But those people are really rare.

I'm finding that the most successful paleo transitions over the long haul generally happen a lot more slowly. Conversely, an awful lot of people who do a 100% full-on high dive into paleo straight from SAD-ville end up leaving the paleo way of life just as quickly. They torture the living beejeezus out of themselves by going all-in right away, spend 30 days in that frazzled state, and then party like rock stars once the 30 days are over.

That approach is kind of the exact opposite of "sustainable." In fact, it just sort of sounds like a "diet." And diets suck. And fail.

So what about that 30-day challenge? Didn't I say there was a huge value in it? Yeah I did, but I think that value is best realized when you are really ready for it.

Everyone's different, and every individual is going to have a different struggle with a transition to paleo, but for many of us the biggest hurdle is to stop eating grains. So, a long time ago I did an article called "How to Start Eating Paleo." The point of that one? Take a step-by-step approach. Ditch grains first -- completely. Then, when you are fully comfortable with that change, get rid of something else, like legumes, or dairy, and piece-by-piece over the next few months you will get where you need to be.
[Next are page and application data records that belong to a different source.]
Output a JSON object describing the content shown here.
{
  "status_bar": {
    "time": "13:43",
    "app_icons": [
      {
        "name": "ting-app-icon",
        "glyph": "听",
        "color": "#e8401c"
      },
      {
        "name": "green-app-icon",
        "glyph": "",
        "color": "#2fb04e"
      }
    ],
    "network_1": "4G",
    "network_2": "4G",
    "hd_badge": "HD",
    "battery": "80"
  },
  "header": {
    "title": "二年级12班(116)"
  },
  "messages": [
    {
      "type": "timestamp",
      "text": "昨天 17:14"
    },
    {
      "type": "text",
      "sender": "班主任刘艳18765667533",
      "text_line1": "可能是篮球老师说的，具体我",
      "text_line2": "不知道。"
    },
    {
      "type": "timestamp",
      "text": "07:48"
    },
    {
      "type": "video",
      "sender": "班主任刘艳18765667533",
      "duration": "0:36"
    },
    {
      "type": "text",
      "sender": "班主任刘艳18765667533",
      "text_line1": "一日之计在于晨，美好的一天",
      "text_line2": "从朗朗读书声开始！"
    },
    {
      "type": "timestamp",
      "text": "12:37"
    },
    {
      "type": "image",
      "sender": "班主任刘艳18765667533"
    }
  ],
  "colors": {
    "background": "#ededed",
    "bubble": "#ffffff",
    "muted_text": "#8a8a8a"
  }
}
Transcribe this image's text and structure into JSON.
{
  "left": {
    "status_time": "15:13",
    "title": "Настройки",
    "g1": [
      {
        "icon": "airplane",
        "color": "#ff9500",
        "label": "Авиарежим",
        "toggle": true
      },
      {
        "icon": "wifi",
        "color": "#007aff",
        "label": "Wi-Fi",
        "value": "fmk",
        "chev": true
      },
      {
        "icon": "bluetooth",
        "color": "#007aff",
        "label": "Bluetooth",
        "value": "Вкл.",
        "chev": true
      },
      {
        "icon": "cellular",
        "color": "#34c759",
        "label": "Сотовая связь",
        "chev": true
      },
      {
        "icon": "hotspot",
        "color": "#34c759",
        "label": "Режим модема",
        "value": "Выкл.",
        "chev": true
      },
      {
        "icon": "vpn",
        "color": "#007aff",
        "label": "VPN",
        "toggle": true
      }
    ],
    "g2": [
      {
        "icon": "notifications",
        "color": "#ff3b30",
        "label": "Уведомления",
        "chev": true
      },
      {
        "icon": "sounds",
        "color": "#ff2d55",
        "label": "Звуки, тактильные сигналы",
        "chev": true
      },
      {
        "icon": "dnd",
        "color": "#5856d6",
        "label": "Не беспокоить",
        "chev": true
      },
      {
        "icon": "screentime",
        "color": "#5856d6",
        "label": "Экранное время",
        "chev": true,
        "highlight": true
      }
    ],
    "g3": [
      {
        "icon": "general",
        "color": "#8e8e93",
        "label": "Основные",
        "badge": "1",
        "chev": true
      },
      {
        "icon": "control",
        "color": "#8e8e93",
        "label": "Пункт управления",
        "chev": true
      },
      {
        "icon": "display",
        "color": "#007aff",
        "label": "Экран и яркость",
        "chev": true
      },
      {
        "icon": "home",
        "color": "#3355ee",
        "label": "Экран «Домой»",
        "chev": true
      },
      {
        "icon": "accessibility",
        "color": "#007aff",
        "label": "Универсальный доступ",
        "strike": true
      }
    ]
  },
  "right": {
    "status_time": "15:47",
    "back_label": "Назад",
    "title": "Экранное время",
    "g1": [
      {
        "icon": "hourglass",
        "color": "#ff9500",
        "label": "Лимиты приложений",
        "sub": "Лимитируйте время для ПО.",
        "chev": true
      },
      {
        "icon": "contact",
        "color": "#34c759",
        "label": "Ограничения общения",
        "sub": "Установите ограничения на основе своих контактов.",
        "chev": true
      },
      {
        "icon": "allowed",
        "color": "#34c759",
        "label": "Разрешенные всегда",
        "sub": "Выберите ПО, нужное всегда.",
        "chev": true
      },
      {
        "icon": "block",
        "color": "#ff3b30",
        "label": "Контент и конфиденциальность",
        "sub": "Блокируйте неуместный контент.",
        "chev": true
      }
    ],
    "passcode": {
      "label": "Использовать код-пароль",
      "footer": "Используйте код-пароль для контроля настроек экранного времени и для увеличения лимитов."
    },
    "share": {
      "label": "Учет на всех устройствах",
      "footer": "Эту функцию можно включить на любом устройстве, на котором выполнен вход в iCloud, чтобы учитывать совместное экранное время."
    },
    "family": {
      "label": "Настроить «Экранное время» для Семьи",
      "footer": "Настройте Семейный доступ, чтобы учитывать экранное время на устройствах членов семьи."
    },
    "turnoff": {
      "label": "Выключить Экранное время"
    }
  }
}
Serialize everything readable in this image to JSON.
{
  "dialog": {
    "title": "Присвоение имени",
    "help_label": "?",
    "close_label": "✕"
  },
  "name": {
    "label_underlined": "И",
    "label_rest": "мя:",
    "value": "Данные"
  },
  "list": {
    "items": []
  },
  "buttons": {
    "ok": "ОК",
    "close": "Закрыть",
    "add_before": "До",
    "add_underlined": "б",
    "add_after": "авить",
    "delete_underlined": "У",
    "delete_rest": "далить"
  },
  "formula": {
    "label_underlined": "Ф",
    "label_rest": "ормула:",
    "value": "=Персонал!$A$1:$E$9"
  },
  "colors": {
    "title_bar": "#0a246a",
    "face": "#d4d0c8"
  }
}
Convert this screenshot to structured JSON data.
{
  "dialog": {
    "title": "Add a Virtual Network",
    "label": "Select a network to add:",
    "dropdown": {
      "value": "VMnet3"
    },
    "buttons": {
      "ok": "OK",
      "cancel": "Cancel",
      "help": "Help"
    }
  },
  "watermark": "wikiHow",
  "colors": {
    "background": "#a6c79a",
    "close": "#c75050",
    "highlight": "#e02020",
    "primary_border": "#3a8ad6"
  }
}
Because, yeah, where you want to end up is with 30 clean days, like a Whole 30, after which you can customize paleo to fit your own individual needs. But if you high-dive your way into a Whole 30, I worry that you may leave the program on as dramatic and precipitous of an exit ramp.

Remember, the point of paleo is successfully and sustainably improving your whole freaking life by permanently bettering all of your food choices. A Whole 30 or other 30-day challenge is a nice way to seal the deal on that kind of permanent change, but it probably is more than you can handle right off the bat if yesterday (and all the days before) you were eating like complete crap. If you want your shift to a non-inflammatory/paleo/primal lifestyle to actually last, consider tackling the individual aspects of "getting to" a clean 30 days over a period of time that really works for you.

And that rarely starts by diving headfirst into a 30-day paleo challenge. Work your way into it. Then do that clean 30 days when you're really ready. Not when your friends or your gym tells you to -- when you are really ready for it.

No comments:

Post a Comment